▶ **The data**
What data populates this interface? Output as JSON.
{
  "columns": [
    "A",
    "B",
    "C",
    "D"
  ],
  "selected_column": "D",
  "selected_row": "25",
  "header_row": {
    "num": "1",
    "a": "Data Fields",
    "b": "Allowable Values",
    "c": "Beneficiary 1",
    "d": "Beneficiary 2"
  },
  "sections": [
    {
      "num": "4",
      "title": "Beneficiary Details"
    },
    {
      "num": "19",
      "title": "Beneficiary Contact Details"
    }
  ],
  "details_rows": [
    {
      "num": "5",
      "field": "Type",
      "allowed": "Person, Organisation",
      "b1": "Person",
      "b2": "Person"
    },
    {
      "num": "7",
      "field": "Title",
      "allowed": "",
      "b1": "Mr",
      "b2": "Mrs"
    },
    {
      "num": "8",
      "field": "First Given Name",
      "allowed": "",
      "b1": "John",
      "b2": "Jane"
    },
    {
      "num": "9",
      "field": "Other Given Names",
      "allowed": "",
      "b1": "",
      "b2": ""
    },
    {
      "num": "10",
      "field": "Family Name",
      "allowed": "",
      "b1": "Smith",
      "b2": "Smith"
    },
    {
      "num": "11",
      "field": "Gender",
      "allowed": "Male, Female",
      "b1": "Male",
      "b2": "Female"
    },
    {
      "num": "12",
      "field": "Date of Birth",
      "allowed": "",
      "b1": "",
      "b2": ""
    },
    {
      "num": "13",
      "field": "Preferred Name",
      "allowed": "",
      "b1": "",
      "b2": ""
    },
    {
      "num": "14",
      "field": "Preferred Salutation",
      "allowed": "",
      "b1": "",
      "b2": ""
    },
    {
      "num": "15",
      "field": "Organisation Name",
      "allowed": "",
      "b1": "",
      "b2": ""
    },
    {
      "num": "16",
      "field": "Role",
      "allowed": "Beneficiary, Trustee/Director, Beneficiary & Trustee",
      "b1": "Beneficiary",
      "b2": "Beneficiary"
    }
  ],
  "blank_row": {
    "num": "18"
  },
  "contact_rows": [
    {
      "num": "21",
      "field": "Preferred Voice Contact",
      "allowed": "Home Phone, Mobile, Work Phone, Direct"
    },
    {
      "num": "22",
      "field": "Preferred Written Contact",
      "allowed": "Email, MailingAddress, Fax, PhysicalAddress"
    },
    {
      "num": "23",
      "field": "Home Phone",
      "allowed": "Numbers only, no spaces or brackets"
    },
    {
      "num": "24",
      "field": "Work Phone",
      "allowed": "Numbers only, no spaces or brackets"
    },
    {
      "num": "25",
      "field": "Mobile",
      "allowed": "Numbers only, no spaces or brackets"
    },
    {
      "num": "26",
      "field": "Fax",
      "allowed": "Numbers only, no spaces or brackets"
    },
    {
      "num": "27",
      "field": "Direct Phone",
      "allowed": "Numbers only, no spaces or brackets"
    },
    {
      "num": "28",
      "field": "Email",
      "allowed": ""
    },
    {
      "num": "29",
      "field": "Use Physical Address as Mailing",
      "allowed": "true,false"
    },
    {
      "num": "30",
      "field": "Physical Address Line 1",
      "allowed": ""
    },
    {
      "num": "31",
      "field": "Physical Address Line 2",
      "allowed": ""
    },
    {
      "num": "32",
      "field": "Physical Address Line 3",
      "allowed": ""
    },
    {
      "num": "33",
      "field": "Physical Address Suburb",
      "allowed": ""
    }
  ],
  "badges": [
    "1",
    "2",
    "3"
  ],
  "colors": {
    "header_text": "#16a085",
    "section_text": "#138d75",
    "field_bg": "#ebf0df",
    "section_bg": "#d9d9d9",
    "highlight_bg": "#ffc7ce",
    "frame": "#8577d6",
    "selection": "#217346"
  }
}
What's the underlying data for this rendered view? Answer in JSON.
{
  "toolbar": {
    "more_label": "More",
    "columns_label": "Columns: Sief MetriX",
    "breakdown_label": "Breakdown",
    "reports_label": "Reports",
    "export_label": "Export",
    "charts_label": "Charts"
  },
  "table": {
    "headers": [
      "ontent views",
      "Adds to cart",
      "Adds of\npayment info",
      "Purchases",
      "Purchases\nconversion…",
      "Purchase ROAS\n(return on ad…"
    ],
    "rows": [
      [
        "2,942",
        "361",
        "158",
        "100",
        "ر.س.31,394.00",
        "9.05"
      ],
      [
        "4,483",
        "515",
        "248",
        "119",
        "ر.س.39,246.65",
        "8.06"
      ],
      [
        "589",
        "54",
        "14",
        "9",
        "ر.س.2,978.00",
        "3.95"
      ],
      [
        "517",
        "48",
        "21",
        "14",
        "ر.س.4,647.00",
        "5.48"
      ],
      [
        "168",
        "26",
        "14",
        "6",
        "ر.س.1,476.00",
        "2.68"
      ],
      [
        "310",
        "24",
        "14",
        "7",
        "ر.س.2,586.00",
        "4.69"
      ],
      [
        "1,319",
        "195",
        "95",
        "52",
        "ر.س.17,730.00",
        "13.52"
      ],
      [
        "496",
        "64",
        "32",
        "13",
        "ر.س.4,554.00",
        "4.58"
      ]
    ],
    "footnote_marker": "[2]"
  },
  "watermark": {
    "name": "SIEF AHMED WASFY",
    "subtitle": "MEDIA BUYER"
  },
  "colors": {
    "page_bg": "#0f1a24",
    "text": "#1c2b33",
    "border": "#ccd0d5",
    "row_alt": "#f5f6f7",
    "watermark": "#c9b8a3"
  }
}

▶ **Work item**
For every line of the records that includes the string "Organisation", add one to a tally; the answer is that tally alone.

▶ **Result of the exercise**
2